**Dataset records**
##############################

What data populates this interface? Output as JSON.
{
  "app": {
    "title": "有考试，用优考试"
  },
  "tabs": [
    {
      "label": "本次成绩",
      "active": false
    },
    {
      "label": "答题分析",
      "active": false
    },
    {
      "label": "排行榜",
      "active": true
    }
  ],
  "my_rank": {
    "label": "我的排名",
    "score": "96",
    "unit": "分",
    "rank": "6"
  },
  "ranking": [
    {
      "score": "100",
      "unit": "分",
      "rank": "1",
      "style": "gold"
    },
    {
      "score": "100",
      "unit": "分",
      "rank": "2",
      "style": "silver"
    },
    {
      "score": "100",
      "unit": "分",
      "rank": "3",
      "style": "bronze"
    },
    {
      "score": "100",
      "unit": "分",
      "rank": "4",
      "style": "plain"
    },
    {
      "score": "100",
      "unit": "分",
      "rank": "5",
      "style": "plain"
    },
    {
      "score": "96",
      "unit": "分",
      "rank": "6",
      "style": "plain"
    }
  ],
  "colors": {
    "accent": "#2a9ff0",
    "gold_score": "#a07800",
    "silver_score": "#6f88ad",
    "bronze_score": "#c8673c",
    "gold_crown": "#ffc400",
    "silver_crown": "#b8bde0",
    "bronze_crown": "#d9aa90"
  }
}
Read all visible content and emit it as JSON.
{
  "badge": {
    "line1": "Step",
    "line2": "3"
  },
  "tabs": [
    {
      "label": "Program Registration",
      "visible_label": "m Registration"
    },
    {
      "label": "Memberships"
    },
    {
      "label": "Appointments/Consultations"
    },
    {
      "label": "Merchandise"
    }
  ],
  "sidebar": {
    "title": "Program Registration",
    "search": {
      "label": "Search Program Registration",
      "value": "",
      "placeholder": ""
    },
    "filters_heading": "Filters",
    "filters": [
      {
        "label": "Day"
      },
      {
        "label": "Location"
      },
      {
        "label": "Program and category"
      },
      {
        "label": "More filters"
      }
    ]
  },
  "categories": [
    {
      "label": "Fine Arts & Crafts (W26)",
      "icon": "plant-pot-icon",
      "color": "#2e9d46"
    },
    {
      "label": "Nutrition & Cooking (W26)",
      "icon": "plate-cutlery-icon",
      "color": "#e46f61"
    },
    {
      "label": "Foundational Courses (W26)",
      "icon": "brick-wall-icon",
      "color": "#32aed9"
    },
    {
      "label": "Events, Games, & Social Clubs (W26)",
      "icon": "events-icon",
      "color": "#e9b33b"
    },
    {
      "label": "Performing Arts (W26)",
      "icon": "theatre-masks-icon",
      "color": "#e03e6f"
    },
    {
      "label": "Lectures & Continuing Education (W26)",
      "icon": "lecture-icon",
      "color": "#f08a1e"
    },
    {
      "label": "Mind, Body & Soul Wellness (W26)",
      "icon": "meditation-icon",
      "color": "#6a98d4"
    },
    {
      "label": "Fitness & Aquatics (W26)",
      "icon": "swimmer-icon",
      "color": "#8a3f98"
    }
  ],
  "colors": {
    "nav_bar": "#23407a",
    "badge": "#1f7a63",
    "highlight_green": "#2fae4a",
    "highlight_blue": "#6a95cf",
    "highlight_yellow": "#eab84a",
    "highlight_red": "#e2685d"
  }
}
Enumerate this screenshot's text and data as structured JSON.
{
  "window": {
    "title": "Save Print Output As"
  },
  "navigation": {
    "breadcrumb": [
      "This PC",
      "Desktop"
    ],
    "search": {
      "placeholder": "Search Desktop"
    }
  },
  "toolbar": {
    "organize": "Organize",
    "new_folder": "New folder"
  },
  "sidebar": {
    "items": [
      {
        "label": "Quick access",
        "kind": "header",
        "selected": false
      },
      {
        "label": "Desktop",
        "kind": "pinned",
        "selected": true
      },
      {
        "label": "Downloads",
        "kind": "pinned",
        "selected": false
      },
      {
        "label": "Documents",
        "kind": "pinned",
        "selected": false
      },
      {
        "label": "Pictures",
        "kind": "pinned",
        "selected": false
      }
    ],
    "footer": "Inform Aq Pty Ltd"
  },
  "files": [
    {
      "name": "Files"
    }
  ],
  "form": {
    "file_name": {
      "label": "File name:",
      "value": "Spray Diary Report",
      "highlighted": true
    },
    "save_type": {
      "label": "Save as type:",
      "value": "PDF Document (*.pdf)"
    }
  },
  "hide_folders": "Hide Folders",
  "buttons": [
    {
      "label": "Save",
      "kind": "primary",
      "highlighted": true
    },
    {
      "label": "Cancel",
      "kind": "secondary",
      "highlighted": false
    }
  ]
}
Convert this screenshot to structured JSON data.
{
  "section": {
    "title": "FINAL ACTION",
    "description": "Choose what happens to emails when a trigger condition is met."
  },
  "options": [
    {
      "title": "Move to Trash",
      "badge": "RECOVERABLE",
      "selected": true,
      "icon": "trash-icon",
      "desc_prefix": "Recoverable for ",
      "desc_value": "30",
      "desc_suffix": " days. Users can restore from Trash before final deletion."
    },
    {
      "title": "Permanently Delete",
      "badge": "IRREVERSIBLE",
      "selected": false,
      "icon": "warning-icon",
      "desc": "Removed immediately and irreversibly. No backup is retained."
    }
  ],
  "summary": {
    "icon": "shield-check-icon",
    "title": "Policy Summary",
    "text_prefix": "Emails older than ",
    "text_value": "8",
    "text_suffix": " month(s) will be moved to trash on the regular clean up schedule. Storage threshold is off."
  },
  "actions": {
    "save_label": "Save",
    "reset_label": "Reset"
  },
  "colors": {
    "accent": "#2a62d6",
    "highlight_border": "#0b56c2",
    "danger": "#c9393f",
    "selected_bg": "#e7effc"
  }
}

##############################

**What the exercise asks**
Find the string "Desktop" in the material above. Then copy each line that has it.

**Written reply**
      "Desktop"
      "placeholder": "Search Desktop"
        "label": "Desktop",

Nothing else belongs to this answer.